As a rule, an adoption of a strategy requires alignment of a structure in accordance with the strategic vision. This is not only and not so much a question of organizational structure. It is often necessary to change the business processes of a company, reorganize business units, and adjust functions and role of a management company. Having a plan, formulated and drew up competently, of such changes helps a lot to ease an organizational structure alignment that only follow the strategy.
Quite often, it is necessary to form a team to support a strategic development program. Success of strategy execution will largely depend on the competences and abilities of these people. Such team should include employees of different levels in order to avoid the situation when a work on a strategic task becomes a job for a one narrow specialist only. If the task or its part is outsourced, it is important to include the company’s employees in the project team.
To manage project team and maintain its effectiveness, it would be useful to establish a strategic office, perhaps a small one. Its functions include, among others, preparing reports on strategy execution, which should be regular. An important point is to define a system of indicators, based on which you will assess the progress of strategy execution. The best way to do this is to take a widely known approach such as the Balanced Scorecard. It allows you to form a holistic system of measurement, focused on a strategy.
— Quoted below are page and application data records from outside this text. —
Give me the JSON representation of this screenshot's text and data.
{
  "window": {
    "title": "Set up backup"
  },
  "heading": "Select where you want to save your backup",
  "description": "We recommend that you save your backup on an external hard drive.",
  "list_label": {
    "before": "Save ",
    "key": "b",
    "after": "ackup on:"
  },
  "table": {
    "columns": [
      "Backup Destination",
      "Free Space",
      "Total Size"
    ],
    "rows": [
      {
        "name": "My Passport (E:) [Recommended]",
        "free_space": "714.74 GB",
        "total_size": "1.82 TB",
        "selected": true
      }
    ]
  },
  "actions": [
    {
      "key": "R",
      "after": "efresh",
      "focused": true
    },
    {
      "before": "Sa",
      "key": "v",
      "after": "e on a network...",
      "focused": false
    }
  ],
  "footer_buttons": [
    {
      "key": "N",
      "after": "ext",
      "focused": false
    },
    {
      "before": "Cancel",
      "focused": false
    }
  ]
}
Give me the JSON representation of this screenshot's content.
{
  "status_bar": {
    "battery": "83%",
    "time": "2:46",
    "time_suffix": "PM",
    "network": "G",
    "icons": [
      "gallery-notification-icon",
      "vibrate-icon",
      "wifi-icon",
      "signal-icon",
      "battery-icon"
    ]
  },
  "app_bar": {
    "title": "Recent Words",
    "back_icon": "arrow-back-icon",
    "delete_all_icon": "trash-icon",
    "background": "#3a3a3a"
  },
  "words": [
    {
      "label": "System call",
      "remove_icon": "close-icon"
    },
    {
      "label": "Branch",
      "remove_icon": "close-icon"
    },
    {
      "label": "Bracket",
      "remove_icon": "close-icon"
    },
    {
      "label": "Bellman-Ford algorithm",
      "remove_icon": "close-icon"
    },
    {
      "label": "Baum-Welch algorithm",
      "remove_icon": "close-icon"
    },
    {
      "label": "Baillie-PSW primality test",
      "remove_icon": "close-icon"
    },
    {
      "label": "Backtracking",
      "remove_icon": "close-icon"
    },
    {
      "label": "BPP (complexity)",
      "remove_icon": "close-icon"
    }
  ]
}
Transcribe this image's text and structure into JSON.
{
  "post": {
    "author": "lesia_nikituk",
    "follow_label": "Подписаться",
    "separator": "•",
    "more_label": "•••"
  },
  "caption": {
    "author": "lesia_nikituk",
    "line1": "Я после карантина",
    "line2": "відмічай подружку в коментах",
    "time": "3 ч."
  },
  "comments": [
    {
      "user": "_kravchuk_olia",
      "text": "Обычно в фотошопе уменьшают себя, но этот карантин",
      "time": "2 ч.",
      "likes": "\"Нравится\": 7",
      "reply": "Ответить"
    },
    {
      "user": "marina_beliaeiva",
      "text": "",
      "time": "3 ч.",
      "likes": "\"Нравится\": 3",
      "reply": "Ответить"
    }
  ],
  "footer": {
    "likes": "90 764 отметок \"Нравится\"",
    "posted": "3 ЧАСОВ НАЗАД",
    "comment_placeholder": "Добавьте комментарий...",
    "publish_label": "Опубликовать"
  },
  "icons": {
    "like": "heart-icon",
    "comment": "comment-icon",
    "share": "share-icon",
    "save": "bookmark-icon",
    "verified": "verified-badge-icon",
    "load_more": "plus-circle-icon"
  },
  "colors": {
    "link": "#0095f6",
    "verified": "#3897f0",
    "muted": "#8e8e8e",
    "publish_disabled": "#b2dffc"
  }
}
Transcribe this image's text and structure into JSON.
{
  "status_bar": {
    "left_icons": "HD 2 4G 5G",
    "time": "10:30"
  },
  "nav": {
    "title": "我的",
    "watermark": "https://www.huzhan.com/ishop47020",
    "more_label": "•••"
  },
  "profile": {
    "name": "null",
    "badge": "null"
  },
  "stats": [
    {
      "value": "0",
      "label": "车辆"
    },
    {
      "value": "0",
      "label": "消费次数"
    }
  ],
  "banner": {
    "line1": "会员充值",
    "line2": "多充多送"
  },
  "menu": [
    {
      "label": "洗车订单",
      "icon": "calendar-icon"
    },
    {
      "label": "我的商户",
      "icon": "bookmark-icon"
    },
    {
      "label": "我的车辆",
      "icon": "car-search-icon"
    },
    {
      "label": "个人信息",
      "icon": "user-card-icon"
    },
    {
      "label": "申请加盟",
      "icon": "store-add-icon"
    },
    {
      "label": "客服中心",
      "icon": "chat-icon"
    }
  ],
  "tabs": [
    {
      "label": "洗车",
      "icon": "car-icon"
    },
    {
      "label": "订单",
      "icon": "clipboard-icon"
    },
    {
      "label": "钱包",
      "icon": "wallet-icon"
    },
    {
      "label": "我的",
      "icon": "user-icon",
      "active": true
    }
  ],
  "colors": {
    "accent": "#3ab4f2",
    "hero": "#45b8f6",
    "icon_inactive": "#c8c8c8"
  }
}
In addition to required organizational changes, it is crucial to involve every employee in its discussion, detailed plans and, ultimately, execution. Undoubtedly, it is difficult to overestimate the leadership role of the company’s top executives. It is not uncommon to observe a situation when managers talk about lack of time to solve strategic tasks. In other words, strategy execution becomes a kind of an optional activity, which is done in the time left from the “main work”. This approach certainly needs to be changed.
The main and the most important job for managers is to execute the strategy
Remember the example that is often brought up in a time management training? The one, when large, medium and small balls placed in a large vessel? The vessel symbolizes the limited time, and the size of the balls – the importance of things and tasks. If you first fill the vessel with small balls, and then try to put large balls in it, we will clearly see that there is no room for them. Conversely, by placing the largest balls into it first, consistently adding smaller ones, we can easily fit all the cases. So, strategic goals are the biggest balls.
Last, but not least, evaluate the progress of the strategy execution regularly. When you have identified critical variables (do you recall the very first point in the article?), do not forget about them. Communicate and discuss! Create a unified, holistic picture of the progress of the strategy, summarizing the opinions of all involved employees.
Also, do not forget that the challenges are constantly changing. Sometimes it is necessary to adjust, and sometimes revise, previously made decisions. To avoid voluntarism in this matter, you need a regular process. And, of course, it is important to assess the progress as objectively as possible. However, strategic indicators are a rather extensive topic, which we will consider in a future article.
The article was published as well in the magazine “On the Executive’s Desk” in issue 13 of 26.03.2012.